This blog is written by our clinicians and aims to keep patients informed with up to date information on medical conditions.
Erectile dysfunction (ED) is when a man cannot achieve and/or maintain a full erection. Sometimes the penis may become semi-erect but may not be hard enough to have sex. In some cases there is no change to the penis at all.
How common is ED?
Most men at some point in their lives may be affected by ED, on at least one occasion. Common causes for this can be stress, fatigue, and excess alcohol to name a few. However, some men consistently struggle to get an erection. ED becomes more common with age. Approximately half of men are affected aged 40-70, rising to two thirds of men over 70.
What causes ED?
There are several different causes that can be grouped into physical or psychological causes. The majority of cases (8/10) are physical. With most physical causes of ED, men notice a gradual onset of the problem, for example they may notice intermittent or partial ED, which may become worse after a while.
The main physical cause of ED is due to reduced blood supply to the penis and this can occur due to a build-up of cholesterol deposits that narrow the arteries (atherosclerosis). Diabetes and high blood pressure are also common causes. Conditions such as Parkinsons disease and multiple sclerosis can also cause ED by affecting the nerve supply to the penis. Other causes can include medication, smoking and alcohol excess.
A number of mental health conditions can cause ED including stress, anxiety, depression and relationship difficulties. In general, psychological causes often result in sudden onset of ED that may resolve when mental health improves. If men can achieve a full erection at other times (for example masturbating or morning erections), then it is likely that there is a psychological cause for their ED.
What tests are needed?
There are a number of simple tests that can be performed in order to help understand the cause of ED. These include a physical examination, blood tests and procedures such as blood pressure checks, heart tracings (ECG) and urine checks. The main reason for performing these tests are to check for risk factors that can increase the risk of narrowing of the blood vessels in the body.

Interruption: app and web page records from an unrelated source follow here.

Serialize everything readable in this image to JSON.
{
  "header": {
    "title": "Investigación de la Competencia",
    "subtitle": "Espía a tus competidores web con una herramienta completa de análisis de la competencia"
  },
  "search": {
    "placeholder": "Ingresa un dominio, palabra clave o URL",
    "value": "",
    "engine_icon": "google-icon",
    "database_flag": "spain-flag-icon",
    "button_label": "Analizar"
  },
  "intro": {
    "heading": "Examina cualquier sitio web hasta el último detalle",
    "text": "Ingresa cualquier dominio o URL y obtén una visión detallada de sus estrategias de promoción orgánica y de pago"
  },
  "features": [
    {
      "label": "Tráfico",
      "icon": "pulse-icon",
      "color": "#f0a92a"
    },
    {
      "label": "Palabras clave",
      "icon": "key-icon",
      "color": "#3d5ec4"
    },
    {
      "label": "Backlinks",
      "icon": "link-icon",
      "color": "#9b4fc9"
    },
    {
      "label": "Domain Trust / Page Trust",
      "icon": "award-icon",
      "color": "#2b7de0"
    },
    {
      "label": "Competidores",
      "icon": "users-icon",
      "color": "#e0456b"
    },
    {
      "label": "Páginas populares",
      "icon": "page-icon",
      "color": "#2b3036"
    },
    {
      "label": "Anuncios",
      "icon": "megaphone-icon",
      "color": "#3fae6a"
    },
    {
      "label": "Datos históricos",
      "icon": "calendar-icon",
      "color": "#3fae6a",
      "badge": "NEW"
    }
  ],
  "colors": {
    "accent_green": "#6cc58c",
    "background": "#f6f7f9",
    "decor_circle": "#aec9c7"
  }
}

What treatments are available?
Lifestyle modification is an important factor to address. ED can often be improved by addressing risk factors, for example cholesterol and diet, smoking and alcohol.
There are a number of medications available, the most widely known being Viagra (the brand name for sildenafil). Since November 2017, men no longer require a prescription to obtain the impotence drug Viagra and can buy it over the counter at pharmacies. Viagra works by affecting a chemical responsible for widening the blood vessels during sexual arousal. This medication is not suitable for everyone as it can interact with other medications, for example angina and blood pressure medications. Other types of medication can be applied directly to or into the penis as topical cream, injections or pellets. Testosterone replacement is occasionally used if the man has ED symptoms and has had blood tests that show he is deficient in this hormone.
There are other treatment options if medication is not appropriate, for example vacuum devices and also surgical options such as a penile prosthesis or a penile implant.
More recently, a new treatment option has become available, known as Low Intensity Extracorporeal Shockwave Therapy (LI- ESWT). It is a treatment that uses low intensity shockwaves to create new blood vessels, thereby improving blood flow to the penis. This means that the treatment is particularly suitable for those with ED that is due to a medical factor such as cardiovascular disease, peripheral disease or diabetes. This technology has been used since the 1980’s and has been used safely and effectively in different areas of medicine, for example, treatment of kidney stones and heart failure.
How does it work?
The sound waves cause reactions in the body that increases the levels of growth factors. These, in turn, cause the creation and growth of new blood vessels. It is the growth of these new blood vessels that allow the body to respond in a natural way, which allows the treatment to be termed “curative” ie, it treats the underlying cause of ED rather than treating the symptoms.
Although this treatment is new to the market, investigators have been studying its effects since 2005. A recent meta-analysis (an examination of data from a number of independent studies of the same subject) was undertaken from 9 studies performed from 2005-2017 using over 600 men. The studies used questionnaires before and after treatment in order to gauge any improvement in mens’ erections. Results showed that shockwave therapy could significantly improve the mens’ symptoms as seen by increased scores in the questionnaires.
In other studies, men have reported noticing improvement in their symptoms as soon as 3 weeks after shockwave treatment, with some studies reporting the effect lasting for up to 2 years.
Shockwave therapy is available at ROC clinic and we have exciting news that the latest technology in ED shockwave will be coming shortly to the Aberdeen clinic as part of our dedicated ED clinic. Please get in touch for more information.